::: EXERCISE INPUTS

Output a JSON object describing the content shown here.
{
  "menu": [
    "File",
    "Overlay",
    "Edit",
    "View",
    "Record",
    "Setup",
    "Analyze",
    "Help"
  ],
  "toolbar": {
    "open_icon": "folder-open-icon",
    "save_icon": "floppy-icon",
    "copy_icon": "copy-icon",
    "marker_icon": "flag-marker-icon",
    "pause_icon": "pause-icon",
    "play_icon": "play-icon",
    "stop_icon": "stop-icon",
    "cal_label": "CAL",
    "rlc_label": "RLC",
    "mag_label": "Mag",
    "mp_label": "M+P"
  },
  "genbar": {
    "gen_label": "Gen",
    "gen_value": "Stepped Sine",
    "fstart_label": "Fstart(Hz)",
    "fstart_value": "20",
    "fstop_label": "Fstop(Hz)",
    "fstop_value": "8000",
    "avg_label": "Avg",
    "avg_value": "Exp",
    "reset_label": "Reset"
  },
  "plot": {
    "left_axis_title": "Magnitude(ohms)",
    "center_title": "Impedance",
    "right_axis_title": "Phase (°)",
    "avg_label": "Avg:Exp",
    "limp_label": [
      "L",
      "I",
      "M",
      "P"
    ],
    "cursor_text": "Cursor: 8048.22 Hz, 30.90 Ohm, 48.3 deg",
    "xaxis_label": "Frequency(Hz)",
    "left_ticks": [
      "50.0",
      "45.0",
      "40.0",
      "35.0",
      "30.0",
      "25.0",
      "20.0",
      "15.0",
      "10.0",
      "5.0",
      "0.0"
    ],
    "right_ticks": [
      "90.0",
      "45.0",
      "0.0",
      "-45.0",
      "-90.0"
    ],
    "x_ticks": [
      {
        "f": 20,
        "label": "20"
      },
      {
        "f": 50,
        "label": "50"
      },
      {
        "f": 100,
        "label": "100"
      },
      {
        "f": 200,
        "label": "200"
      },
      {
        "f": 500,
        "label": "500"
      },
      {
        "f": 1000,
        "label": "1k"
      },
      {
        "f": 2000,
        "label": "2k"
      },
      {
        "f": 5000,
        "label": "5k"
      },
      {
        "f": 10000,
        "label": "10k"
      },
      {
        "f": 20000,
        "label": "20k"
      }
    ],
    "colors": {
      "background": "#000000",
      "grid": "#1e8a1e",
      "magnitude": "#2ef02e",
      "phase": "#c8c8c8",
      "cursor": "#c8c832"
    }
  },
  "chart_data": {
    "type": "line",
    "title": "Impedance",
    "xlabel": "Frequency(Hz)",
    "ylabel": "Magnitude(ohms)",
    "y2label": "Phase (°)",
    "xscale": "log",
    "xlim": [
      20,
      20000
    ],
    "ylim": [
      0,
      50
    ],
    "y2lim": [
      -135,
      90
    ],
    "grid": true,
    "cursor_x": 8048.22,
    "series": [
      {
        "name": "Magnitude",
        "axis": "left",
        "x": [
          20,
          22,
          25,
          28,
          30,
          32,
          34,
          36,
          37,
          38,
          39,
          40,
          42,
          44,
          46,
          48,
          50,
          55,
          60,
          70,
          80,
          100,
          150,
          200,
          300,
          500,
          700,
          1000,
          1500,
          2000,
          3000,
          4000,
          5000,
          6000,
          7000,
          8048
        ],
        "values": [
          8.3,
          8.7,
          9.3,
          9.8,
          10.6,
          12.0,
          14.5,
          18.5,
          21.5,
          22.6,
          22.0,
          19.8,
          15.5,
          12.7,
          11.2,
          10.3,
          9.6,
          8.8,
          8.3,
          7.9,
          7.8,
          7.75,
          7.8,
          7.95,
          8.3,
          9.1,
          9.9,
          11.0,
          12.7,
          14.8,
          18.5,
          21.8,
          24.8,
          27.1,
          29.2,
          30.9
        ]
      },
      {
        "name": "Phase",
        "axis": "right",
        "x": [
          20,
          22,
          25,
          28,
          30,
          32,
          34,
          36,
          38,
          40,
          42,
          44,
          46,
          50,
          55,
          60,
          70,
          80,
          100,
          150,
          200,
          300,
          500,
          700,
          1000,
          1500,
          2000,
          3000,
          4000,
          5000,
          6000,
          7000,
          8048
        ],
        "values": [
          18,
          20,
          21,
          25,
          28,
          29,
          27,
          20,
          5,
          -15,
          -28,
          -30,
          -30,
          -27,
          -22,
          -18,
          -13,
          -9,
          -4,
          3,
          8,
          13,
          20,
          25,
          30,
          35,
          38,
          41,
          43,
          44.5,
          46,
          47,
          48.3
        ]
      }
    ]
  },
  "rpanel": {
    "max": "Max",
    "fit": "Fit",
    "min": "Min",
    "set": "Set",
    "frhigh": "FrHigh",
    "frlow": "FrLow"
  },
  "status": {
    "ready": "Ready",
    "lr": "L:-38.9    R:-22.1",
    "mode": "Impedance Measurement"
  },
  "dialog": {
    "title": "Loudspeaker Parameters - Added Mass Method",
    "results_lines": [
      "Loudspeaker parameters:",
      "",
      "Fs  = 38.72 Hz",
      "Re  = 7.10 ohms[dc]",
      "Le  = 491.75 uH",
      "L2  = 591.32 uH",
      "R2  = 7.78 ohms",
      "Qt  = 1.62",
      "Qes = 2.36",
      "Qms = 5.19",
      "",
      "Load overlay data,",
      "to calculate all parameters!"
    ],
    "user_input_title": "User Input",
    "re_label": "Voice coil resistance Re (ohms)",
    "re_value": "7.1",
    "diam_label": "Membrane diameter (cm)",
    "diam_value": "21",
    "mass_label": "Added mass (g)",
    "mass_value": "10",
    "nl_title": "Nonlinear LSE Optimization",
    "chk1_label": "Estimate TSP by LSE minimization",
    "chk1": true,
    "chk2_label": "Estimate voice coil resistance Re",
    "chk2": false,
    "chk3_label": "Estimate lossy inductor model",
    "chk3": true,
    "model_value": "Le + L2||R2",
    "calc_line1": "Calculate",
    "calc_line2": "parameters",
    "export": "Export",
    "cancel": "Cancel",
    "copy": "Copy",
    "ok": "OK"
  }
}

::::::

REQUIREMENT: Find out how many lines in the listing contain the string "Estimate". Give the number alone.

RESULT: 3